Could you print, exactly as they stand, the lines from the one holding "Output a JSON" to the end of the data below, and nothing more?

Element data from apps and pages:
__________________________________________________

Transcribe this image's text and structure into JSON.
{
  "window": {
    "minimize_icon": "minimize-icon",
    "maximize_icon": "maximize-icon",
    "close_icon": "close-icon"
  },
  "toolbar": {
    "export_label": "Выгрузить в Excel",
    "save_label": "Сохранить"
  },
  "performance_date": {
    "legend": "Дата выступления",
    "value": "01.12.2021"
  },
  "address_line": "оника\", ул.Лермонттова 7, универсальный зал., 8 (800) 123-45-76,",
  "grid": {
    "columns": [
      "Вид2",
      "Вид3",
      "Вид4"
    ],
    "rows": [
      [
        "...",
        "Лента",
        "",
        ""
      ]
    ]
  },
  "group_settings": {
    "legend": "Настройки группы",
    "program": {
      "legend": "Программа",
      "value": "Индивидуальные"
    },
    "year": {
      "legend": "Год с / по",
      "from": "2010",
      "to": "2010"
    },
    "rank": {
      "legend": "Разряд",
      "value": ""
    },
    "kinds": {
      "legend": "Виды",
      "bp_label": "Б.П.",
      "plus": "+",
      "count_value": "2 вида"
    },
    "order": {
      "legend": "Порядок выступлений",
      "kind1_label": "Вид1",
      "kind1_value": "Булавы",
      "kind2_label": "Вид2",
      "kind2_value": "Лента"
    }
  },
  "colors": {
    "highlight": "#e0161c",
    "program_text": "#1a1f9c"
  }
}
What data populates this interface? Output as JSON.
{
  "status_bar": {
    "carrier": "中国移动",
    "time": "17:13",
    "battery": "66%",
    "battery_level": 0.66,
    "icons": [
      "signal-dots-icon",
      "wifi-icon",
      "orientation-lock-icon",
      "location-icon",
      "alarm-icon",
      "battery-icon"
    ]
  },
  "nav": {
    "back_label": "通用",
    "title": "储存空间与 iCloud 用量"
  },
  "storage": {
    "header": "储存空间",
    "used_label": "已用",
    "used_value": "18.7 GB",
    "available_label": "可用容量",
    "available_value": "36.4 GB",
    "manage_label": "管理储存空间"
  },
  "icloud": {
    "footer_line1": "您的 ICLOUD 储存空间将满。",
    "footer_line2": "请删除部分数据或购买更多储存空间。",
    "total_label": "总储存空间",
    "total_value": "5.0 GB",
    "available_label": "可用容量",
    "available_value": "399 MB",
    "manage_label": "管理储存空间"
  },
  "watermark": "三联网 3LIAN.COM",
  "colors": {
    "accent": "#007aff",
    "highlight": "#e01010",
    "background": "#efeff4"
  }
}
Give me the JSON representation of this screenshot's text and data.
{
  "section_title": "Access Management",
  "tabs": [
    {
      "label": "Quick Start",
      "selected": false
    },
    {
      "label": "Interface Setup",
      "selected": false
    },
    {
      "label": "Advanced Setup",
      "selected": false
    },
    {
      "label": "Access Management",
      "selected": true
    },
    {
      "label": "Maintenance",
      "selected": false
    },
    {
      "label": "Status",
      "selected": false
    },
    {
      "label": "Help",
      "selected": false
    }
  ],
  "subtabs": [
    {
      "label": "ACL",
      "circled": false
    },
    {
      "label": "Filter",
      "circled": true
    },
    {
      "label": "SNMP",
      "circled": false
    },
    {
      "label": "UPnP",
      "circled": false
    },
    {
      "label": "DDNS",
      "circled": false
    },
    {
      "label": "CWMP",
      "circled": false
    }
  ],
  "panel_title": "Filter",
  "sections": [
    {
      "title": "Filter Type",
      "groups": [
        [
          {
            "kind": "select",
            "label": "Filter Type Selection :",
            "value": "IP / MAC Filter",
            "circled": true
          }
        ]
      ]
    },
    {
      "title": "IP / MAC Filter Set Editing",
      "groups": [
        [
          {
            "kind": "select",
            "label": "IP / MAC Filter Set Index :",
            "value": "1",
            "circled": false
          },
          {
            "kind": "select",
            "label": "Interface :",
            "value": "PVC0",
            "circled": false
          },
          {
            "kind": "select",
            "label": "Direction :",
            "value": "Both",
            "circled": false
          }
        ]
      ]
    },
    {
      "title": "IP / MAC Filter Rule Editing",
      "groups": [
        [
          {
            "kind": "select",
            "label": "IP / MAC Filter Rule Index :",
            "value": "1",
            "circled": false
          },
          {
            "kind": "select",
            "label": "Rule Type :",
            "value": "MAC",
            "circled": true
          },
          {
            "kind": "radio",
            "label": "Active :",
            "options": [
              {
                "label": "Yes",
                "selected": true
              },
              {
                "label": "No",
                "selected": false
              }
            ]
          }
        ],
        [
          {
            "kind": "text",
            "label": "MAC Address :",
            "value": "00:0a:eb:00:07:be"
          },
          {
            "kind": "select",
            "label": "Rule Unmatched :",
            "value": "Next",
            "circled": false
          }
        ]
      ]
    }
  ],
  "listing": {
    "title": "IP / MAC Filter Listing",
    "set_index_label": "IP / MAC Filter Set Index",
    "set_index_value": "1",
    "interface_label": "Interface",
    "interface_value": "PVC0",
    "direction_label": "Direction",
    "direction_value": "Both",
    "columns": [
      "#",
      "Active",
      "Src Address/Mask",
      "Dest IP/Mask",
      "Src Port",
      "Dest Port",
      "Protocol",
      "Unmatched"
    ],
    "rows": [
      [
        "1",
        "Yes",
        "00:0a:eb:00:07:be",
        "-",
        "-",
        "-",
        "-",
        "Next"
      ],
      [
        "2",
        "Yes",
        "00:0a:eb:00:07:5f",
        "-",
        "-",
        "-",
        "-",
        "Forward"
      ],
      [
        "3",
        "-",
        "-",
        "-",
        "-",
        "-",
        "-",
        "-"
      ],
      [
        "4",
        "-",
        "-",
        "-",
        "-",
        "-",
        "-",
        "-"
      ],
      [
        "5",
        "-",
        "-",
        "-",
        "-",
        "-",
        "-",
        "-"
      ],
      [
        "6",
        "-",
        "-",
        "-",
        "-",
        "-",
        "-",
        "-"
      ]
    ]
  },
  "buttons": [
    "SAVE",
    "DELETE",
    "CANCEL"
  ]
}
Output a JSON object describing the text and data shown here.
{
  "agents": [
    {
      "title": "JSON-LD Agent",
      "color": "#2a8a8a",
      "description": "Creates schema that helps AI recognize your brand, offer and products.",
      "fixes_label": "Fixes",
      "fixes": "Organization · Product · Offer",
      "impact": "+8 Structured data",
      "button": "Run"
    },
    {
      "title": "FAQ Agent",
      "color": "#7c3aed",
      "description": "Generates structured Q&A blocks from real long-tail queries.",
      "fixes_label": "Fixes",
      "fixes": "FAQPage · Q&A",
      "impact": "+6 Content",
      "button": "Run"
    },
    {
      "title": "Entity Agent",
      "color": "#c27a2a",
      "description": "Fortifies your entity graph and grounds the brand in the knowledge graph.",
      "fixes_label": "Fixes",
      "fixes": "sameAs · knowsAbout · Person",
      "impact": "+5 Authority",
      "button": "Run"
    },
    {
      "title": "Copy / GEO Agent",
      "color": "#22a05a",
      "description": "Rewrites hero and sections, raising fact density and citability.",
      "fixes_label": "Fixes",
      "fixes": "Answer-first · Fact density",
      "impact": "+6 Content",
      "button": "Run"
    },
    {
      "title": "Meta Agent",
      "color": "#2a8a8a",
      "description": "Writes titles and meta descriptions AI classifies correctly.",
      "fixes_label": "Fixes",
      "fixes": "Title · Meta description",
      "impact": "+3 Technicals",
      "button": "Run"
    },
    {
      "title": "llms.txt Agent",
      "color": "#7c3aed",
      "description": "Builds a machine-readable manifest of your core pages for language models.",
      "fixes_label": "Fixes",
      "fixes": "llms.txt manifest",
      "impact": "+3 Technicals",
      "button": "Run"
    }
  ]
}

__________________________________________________

EXERCISE SOLUTION >>
Output a JSON object describing the text and data shown here.
{
  "agents": [
    {
      "title": "JSON-LD Agent",
      "color": "#2a8a8a",
      "description": "Creates schema that helps AI recognize your brand, offer and products.",
      "fixes_label": "Fixes",
      "fixes": "Organization · Product · Offer",
      "impact": "+8 Structured data",
      "button": "Run"
    },
    {
      "title": "FAQ Agent",
      "color": "#7c3aed",
      "description": "Generates structured Q&A blocks from real long-tail queries.",
      "fixes_label": "Fixes",
      "fixes": "FAQPage · Q&A",
      "impact": "+6 Content",
      "button": "Run"
    },
    {
      "title": "Entity Agent",
      "color": "#c27a2a",
      "description": "Fortifies your entity graph and grounds the brand in the knowledge graph.",
      "fixes_label": "Fixes",
      "fixes": "sameAs · knowsAbout · Person",
      "impact": "+5 Authority",
      "button": "Run"
    },
    {
      "title": "Copy / GEO Agent",
      "color": "#22a05a",
      "description": "Rewrites hero and sections, raising fact density and citability.",
      "fixes_label": "Fixes",
      "fixes": "Answer-first · Fact density",
      "impact": "+6 Content",
      "button": "Run"
    },
    {
      "title": "Meta Agent",
      "color": "#2a8a8a",
      "description": "Writes titles and meta descriptions AI classifies correctly.",
      "fixes_label": "Fixes",
      "fixes": "Title · Meta description",
      "impact": "+3 Technicals",
      "button": "Run"
    },
    {
      "title": "llms.txt Agent",
      "color": "#7c3aed",
      "description": "Builds a machine-readable manifest of your core pages for language models.",
      "fixes_label": "Fixes",
      "fixes": "llms.txt manifest",
      "impact": "+3 Technicals",
      "button": "Run"
    }
  ]
}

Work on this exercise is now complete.